Today in the Latin Calendar we celebrate the Feast Day of S. William of Vercelli, Abbot. A story about this Feast Day can be found by Clicking Here.
St. William of Vercelli is honored as a saint who was a leader in monastic life — both because he established a number of monasteries and because his rigorous discipline, prayer, and fasting were an example for many monks.
He was born in 1085 in northern Italy. When he was an infant, both of his parents died and he was raised by extended family. He must have had an uncommon connection to the divine because at the age of 14 he left his home and family and set out on pilgrimage to the Santiago de Compostela in Spain — he even fastened two iron bands around his body as extra mortification.
Not much else of his youth is known. As an adult, he returned to Italy and lived as a hermit on a mountainside, and became locally famous for healing a blind man. To escape the acclaim, he left the area and went to stay with another hermit, St. John of Matera, and the two became close friends.
William intended to continue on to Jerusalem as a poor pilgrim, but John had a sense that God was calling William to something else. William departed, but was mugged by robbers, and took that event as a sign that his friend was right.
He went to live on a mountain named after the ancient poet Virgil, and a number of priests and lay men joined him. He formed them into a community and built a church there, naming it after Mary in 1124. The mountain became known as Monte Vergine after that — and still is called that today. The monastery is still there as well, part of the Benedictine congregation.

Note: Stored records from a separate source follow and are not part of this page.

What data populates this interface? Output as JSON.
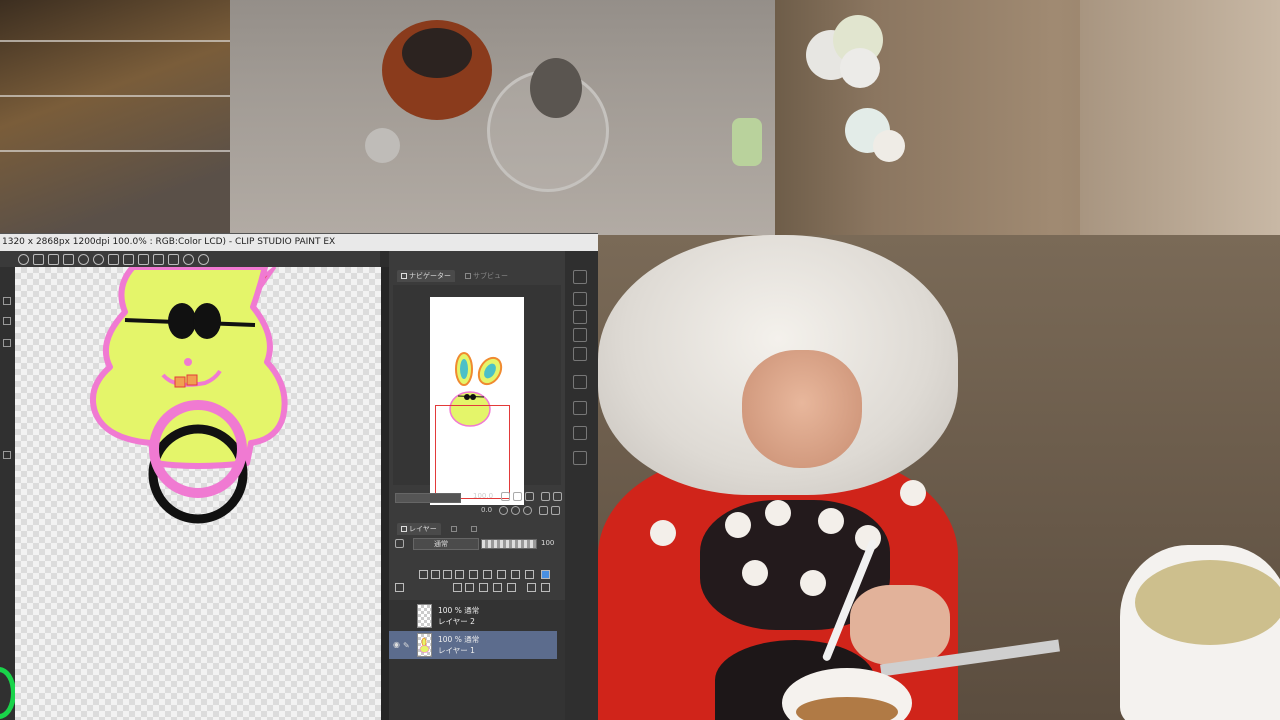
{
  "window": {
    "title": "1320 x 2868px 1200dpi 100.0% : RGB:Color LCD)  - CLIP STUDIO PAINT EX"
  },
  "toolbar": {
    "icons": [
      "tablet-icon",
      "new-file-icon",
      "open-icon",
      "save-icon",
      "undo-icon",
      "redo-icon",
      "clear-icon",
      "fill-icon",
      "transform-icon",
      "select-icon",
      "ruler-icon",
      "help-icon",
      "settings-icon"
    ]
  },
  "navigator": {
    "tab_navigator": "ナビゲーター",
    "tab_subview": "サブビュー",
    "zoom": "100.0",
    "angle": "0.0"
  },
  "layer_panel": {
    "tab_label": "レイヤー",
    "blend_mode": "通常",
    "opacity": "100",
    "layers": [
      {
        "percent_mode": "100 % 通常",
        "name": "レイヤー 2",
        "selected": false
      },
      {
        "percent_mode": "100 % 通常",
        "name": "レイヤー 1",
        "selected": true
      }
    ]
  },
  "colors": {
    "bunny_fill": "#e4f56a",
    "bunny_outline": "#f07ad2",
    "ring_black": "#111111",
    "selection": "#5c6c8d",
    "nav_frame": "#e23a3a"
  }
}
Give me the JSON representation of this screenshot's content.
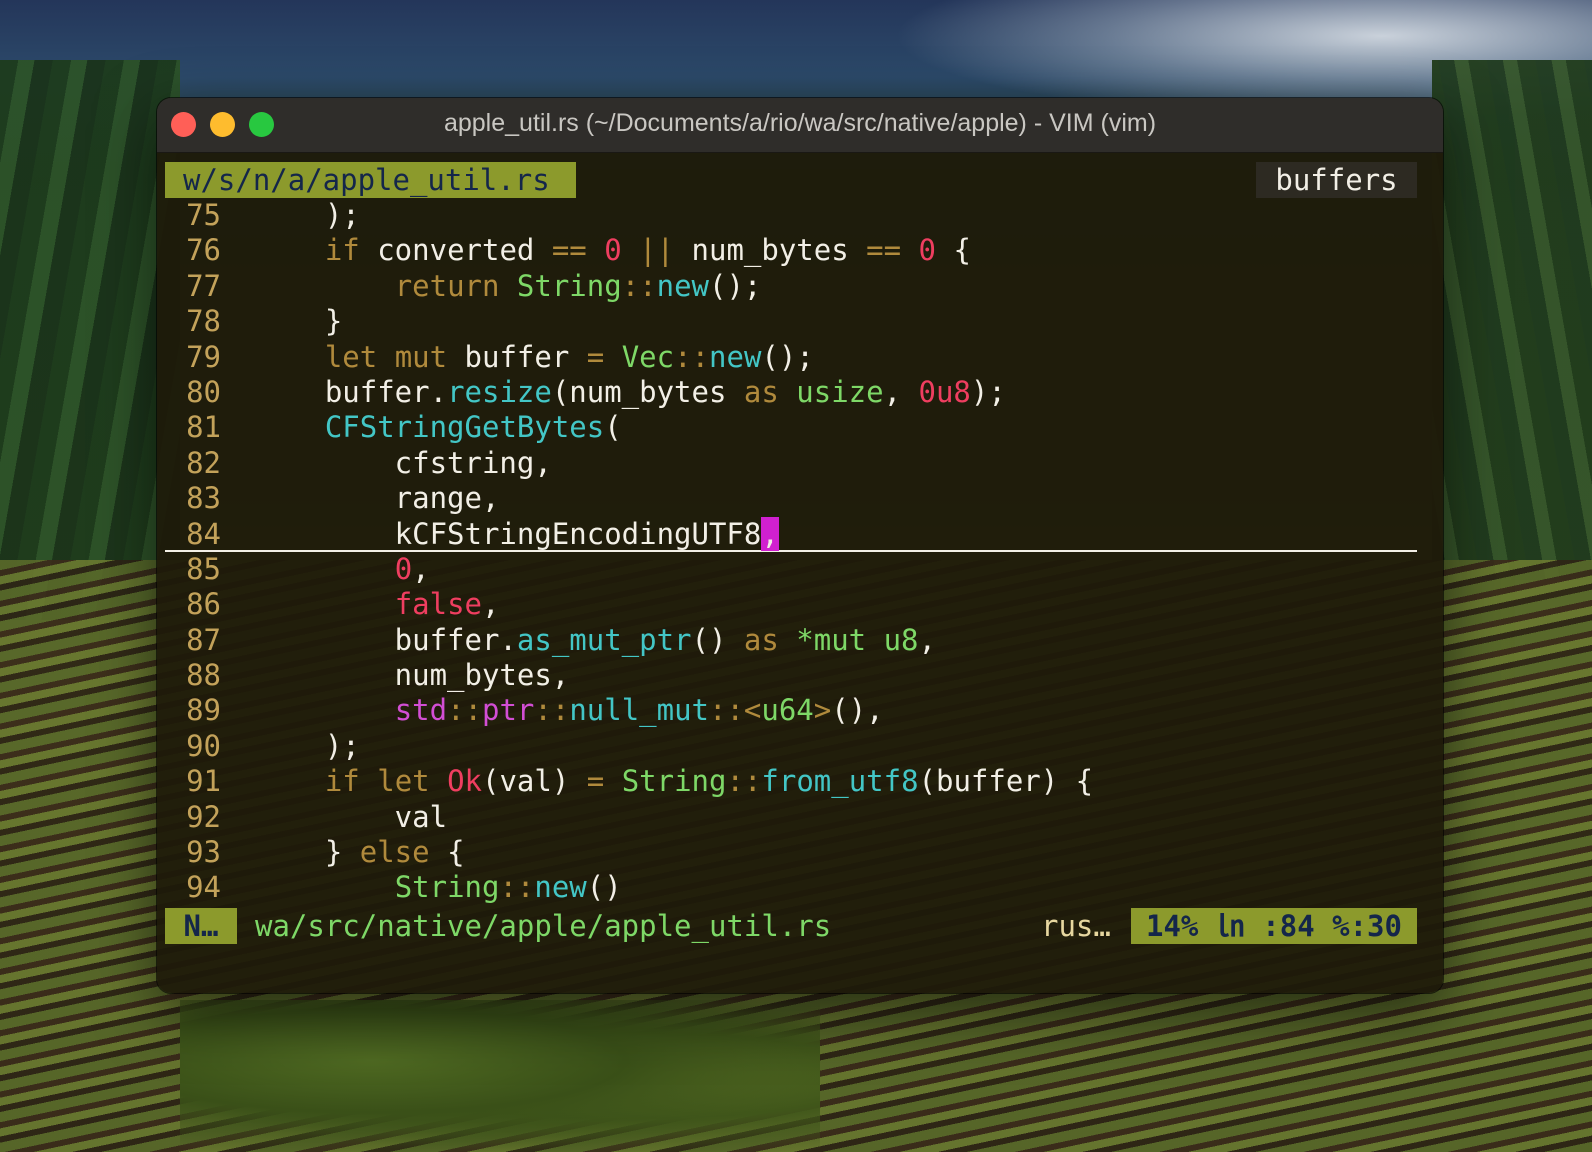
{
  "window": {
    "title": "apple_util.rs (~/Documents/a/rio/wa/src/native/apple) - VIM (vim)"
  },
  "tabline": {
    "file_tab": "w/s/n/a/apple_util.rs",
    "buffers_label": "buffers"
  },
  "editor": {
    "cursor_line": 84,
    "lines": [
      {
        "n": "75",
        "code": "    );"
      },
      {
        "n": "76",
        "code": "    if converted == 0 || num_bytes == 0 {"
      },
      {
        "n": "77",
        "code": "        return String::new();"
      },
      {
        "n": "78",
        "code": "    }"
      },
      {
        "n": "79",
        "code": "    let mut buffer = Vec::new();"
      },
      {
        "n": "80",
        "code": "    buffer.resize(num_bytes as usize, 0u8);"
      },
      {
        "n": "81",
        "code": "    CFStringGetBytes("
      },
      {
        "n": "82",
        "code": "        cfstring,"
      },
      {
        "n": "83",
        "code": "        range,"
      },
      {
        "n": "84",
        "code": "        kCFStringEncodingUTF8,"
      },
      {
        "n": "85",
        "code": "        0,"
      },
      {
        "n": "86",
        "code": "        false,"
      },
      {
        "n": "87",
        "code": "        buffer.as_mut_ptr() as *mut u8,"
      },
      {
        "n": "88",
        "code": "        num_bytes,"
      },
      {
        "n": "89",
        "code": "        std::ptr::null_mut::<u64>(),"
      },
      {
        "n": "90",
        "code": "    );"
      },
      {
        "n": "91",
        "code": "    if let Ok(val) = String::from_utf8(buffer) {"
      },
      {
        "n": "92",
        "code": "        val"
      },
      {
        "n": "93",
        "code": "    } else {"
      },
      {
        "n": "94",
        "code": "        String::new()"
      }
    ]
  },
  "statusline": {
    "mode": "N…",
    "path": "wa/src/native/apple/apple_util.rs",
    "filetype": "rus…",
    "position": "14% ㏑ :84 %:30"
  },
  "colors": {
    "accent_bar": "#8c9a2c",
    "cursor": "#d020d0",
    "keyword": "#b08a3c",
    "number": "#ef3e60",
    "type": "#7ed867",
    "function": "#43c6c6",
    "path": "#d24ed4"
  }
}
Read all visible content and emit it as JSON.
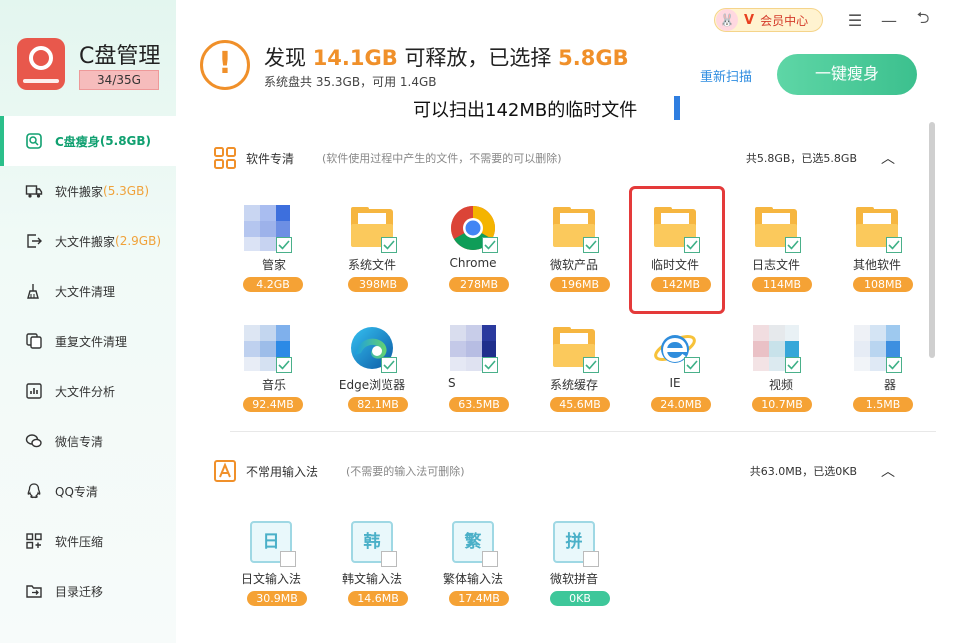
{
  "app": {
    "title": "C盘管理",
    "usage": "34/35G"
  },
  "sidebar": {
    "items": [
      {
        "label": "C盘瘦身",
        "count": "(5.8GB)",
        "icon": "slim-icon"
      },
      {
        "label": "软件搬家",
        "count": "(5.3GB)",
        "icon": "truck-icon"
      },
      {
        "label": "大文件搬家",
        "count": "(2.9GB)",
        "icon": "export-icon"
      },
      {
        "label": "大文件清理",
        "count": "",
        "icon": "broom-icon"
      },
      {
        "label": "重复文件清理",
        "count": "",
        "icon": "duplicate-icon"
      },
      {
        "label": "大文件分析",
        "count": "",
        "icon": "chart-icon"
      },
      {
        "label": "微信专清",
        "count": "",
        "icon": "wechat-icon"
      },
      {
        "label": "QQ专清",
        "count": "",
        "icon": "qq-icon"
      },
      {
        "label": "软件压缩",
        "count": "",
        "icon": "compress-icon"
      },
      {
        "label": "目录迁移",
        "count": "",
        "icon": "folder-move-icon"
      }
    ]
  },
  "topbar": {
    "vip_label": "会员中心",
    "vip_badge": "V",
    "menu": "☰",
    "minimize": "—",
    "back": "⮌"
  },
  "header": {
    "prefix": "发现",
    "found": "14.1GB",
    "mid": "可释放，已选择",
    "selected": "5.8GB",
    "sub": "系统盘共 35.3GB，可用 1.4GB",
    "rescan": "重新扫描",
    "slim_button": "一键瘦身",
    "warn_symbol": "!"
  },
  "annotation": "可以扫出142MB的临时文件",
  "sections": [
    {
      "title": "软件专清",
      "desc": "(软件使用过程中产生的文件，不需要的可以删除)",
      "summary": "共5.8GB，已选5.8GB",
      "toggle": "︿",
      "items": [
        {
          "name": "管家",
          "size": "4.2GB",
          "icon": "blurred-app-icon",
          "checked": true
        },
        {
          "name": "系统文件",
          "size": "398MB",
          "icon": "folder-icon",
          "checked": true
        },
        {
          "name": "Chrome",
          "size": "278MB",
          "icon": "chrome-icon",
          "checked": true
        },
        {
          "name": "微软产品",
          "size": "196MB",
          "icon": "folder-icon",
          "checked": true
        },
        {
          "name": "临时文件",
          "size": "142MB",
          "icon": "folder-icon",
          "checked": true
        },
        {
          "name": "日志文件",
          "size": "114MB",
          "icon": "folder-icon",
          "checked": true
        },
        {
          "name": "其他软件",
          "size": "108MB",
          "icon": "folder-icon",
          "checked": true
        },
        {
          "name": "音乐",
          "size": "92.4MB",
          "icon": "blurred-app-icon",
          "checked": true
        },
        {
          "name": "Edge浏览器",
          "size": "82.1MB",
          "icon": "edge-icon",
          "checked": true
        },
        {
          "name": "S",
          "size": "63.5MB",
          "icon": "blurred-app-icon",
          "checked": true
        },
        {
          "name": "系统缓存",
          "size": "45.6MB",
          "icon": "folder-icon",
          "checked": true
        },
        {
          "name": "IE",
          "size": "24.0MB",
          "icon": "ie-icon",
          "checked": true
        },
        {
          "name": "视频",
          "size": "10.7MB",
          "icon": "blurred-app-icon",
          "checked": true
        },
        {
          "name": "器",
          "size": "1.5MB",
          "icon": "blurred-app-icon",
          "checked": true
        }
      ]
    },
    {
      "title": "不常用输入法",
      "desc": "(不需要的输入法可删除)",
      "summary": "共63.0MB，已选0KB",
      "toggle": "︿",
      "items": [
        {
          "name": "日文输入法",
          "size": "30.9MB",
          "glyph": "日",
          "checked": false
        },
        {
          "name": "韩文输入法",
          "size": "14.6MB",
          "glyph": "韩",
          "checked": false
        },
        {
          "name": "繁体输入法",
          "size": "17.4MB",
          "glyph": "繁",
          "checked": false
        },
        {
          "name": "微软拼音",
          "size": "0KB",
          "glyph": "拼",
          "checked": false
        }
      ]
    }
  ],
  "colors": {
    "accent": "#3cc08e",
    "warning": "#f0902a",
    "size_badge": "#f5a235",
    "highlight": "#e43a3a",
    "link": "#2f8de0"
  }
}
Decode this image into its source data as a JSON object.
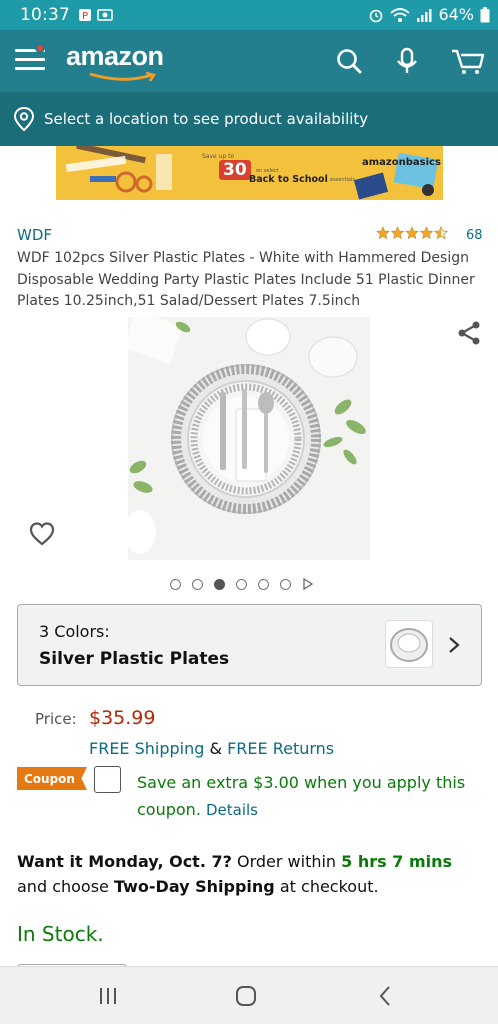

A colorful legend tells of William building the church on Monte Vergine himself with only a donkey to help him. One night a wolf killed and ate the donkey. William scolded the wolf, and ordered it to take the donkey’s place. Sensing it had interfered with a divine plan, the wolf obeyed and began hauling loads of stone for the saint.
After forming the community on Monte Vergine, William appointed an abbot and left with a few followers and his friend, John. He established another monastery in a nearby region. Again, after it had taken root, he appointed an abbot and went on to found other communities.
The king of Naples asked William to join his court because he wanted William’s advice. Some of the king’s courtiers distrusted and disliked William, and they set a trap for him. They sent to his room a prostitute to lure him into sin. When she entered the room, William is said to have walked to the fireplace, laid down in the coals, and invited her to lay with him there.
The woman was horrified, but was amazed when William rose from the hearth unharmed. The story goes that she converted on the spot and entered a convent.
St. William died on this date in 1142, and his relics rest in the reliquary chapel in the Basilica.
St. William of Vercelli, you traveled through Spain as a 14-year-old pilgrim, and grew up to lead monasteries -- pray for us!
A Battle of Wills:
We sometimes fight God's plan when it challenges our own. Emotional attachment to our plans--or emotional resistance to God's-- can obscure the wisdom of His ways.
Quote by S. Padre Pio:
The fears that arise, as to whether you spent your time in the presence of God well or otherwise, are without foundation. And dwelling on this is a true waste of time that could be used for holier and more fruitful matters.
I saw the Child Jesus
During this hour, I tried to meditate on the Lord's Passion. But my soul was filled with joy, and suddenly I saw the Child Jesus. But His majesty penetrated me to such an extent that I said, "Jesus, You are so little, and yet I know that You are my Creator and Lord." And Jesus answered me, "I am, and I keep company with you as a child to teach you humility and simplicity". I gathered all my sufferings and difficulties into a bouquet for Jesus for the day of our perpetual betrothal. Nothing was difficult for me, when I remembered it was for my Betrothed as proof of my love for Him. - (Diary No.184)